Faculty Adviser: Kearsley Stewart (Anthropology)

Although Asian Americans are the fastest growing racial group in the United States, this population has been one of the most poorly understood minorities in terms of qualitative health research—this is in part due to the influence of the 'model minority myth,' which suggests that Asian Americans' health does not need additional attention (Kwan and Au, 2010). This article describes a research project that implemented the Photovoice method to examine the lives of four Asian American adults living with visually identifiable disabilities. Specifically, this project aimed to examine the influences on each individual's understanding of disability as well as how these understandings of disability shaped each individual's health perceptions.

The participants, all first generation immigrants from China or Taiwan, each expressed a hybrid model of understanding disability, building upon East Asian conceptions of disability with their cultural and social experiences in America. The results of this project illustrate the importance of personal understandings of disability—as shaped by cultural, religious, and social roots as well as immigration status—as a framework for personal health beliefs. For participants, the social consequence of functional conditions served to determine personal perceptions of health. Furthermore, the results emphasize the importance of engaging with the disability experiences of minorities with disabilities, especially within the context of the ongoing American Disability Rights Movement. This article will also comment on the strengths and limitations of Photovoice as an interview method among this research population of Asian American adults with disabilities.

"'A Place Like This to Share How I Feel': Negotiating Stigma in Narratives of Abortion"
By Cari Romm
Faculty Adviser: Steven Epstein (Sociology)

This thesis examines the ways in which women use storytelling to shape their experiences with abortion and address the associated stigma. The Internet is rife with digital story banks containing user-submitted narratives of abortion. Though similar in format, these story banks vary widely in overall purpose, with those found on pro-choice activist sites serving largely as a vehicle for pro-choice movement rhetoric and those that are independent and ideologically unaffiliated acting as a space for individual sharing and reflection. To explore the ways in which narratives of each type address abortion stigma, this research focuses on a selection of stories from the activist NARAL story bank and the independent Project Voice.
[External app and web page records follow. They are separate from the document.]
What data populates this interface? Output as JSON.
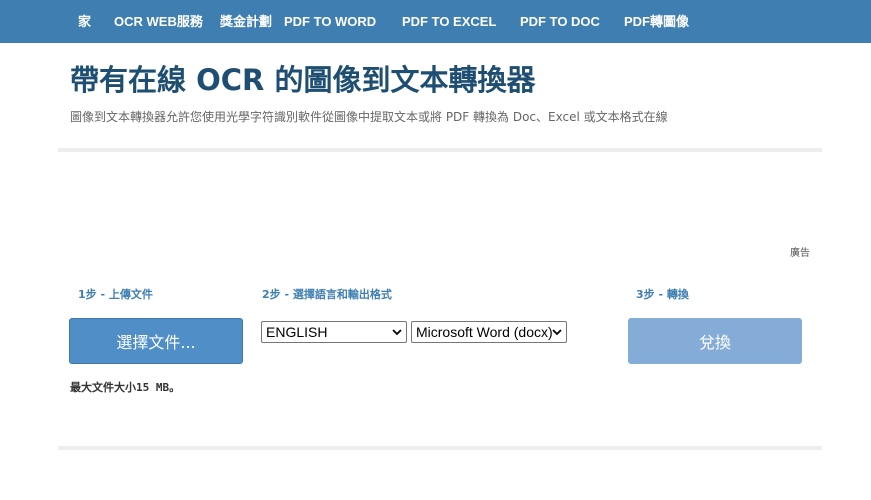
{
  "nav": {
    "items": [
      {
        "label": "家"
      },
      {
        "label": "OCR WEB服務"
      },
      {
        "label": "獎金計劃"
      },
      {
        "label": "PDF TO WORD"
      },
      {
        "label": "PDF TO EXCEL"
      },
      {
        "label": "PDF TO DOC"
      },
      {
        "label": "PDF轉圖像"
      }
    ]
  },
  "header": {
    "title": "帶有在線 OCR 的圖像到文本轉換器",
    "subtitle": "圖像到文本轉換器允許您使用光學字符識別軟件從圖像中提取文本或將 PDF 轉換為 Doc、Excel 或文本格式在線"
  },
  "ad": {
    "label": "廣告"
  },
  "steps": {
    "step1": "1步 - 上傳文件",
    "step2": "2步 - 選擇語言和輸出格式",
    "step3": "3步 - 轉換"
  },
  "upload": {
    "button_label": "選擇文件...",
    "max_size_note": "最大文件大小15 MB。"
  },
  "options": {
    "language_selected": "ENGLISH",
    "format_selected": "Microsoft Word (docx)"
  },
  "convert": {
    "button_label": "兌換"
  },
  "colors": {
    "nav_bg": "#3e7eb0",
    "title": "#1e4f72",
    "primary_button": "#4f8ec7",
    "convert_button": "#84acd6",
    "step_label": "#3f7fb4"
  }
}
In each group, this thesis tracks how authors handle the themes of 1) motherhood and family, 2) guilt and regret, 3) anti-abortion sentiment, 4) sexual responsibility, and 5) "hard" reasons for abortion, a term that includes those procedures undergone for rape or out of medical necessity. In the ways that women handle each of these key themes, they work to portray their procedures in terms of responsibility; however, NARAL authors assert responsibility to a cause and a generation of women, while Project Voice authors consider responsibility in terms of abortion's impact on their personal relationships. In this way, the outside party to whom each storyteller claims responsibility is determined by the degree of social value each storyteller stands to lose through stigma. Across these two models of responsibility, both groups of women work to combat the stigma linked to abortion by framing the procedure in terms of good done for others. More generally, the research demonstrates the power of publicly shared experiential narratives in deflecting stigma, asserting political claims and shaping identity.

Other Recent Senior Theses in SHC:

Konstadt Marissa Beth 2011 Scott Curtis, RTVF
Graham Elena Ruth 2009 Yael Wolinsky, Political Science
Merchant Saba Shakil 2008 Mark Sheldon, Philosophy
Stern Ricki 2008 Amy Partridge, Gender Studies
Hurst Jessica 2006 Mark Sheldon, Philosophy
Abou-Nemeh Samar 2005 Mark Sheldon, Philosophy
Rosmarin Rachel 2004 "Building hackers, killer bubbles and pink ribbons: Long-form science writing in three pieces" Donna Leff, Journalism
Talati Erin 2001 Mark Sheldon, Philosophy

Questions and Further Information

If you have any questions about the program, or simply wish to discuss possible topics, feel free to contact the SHC director at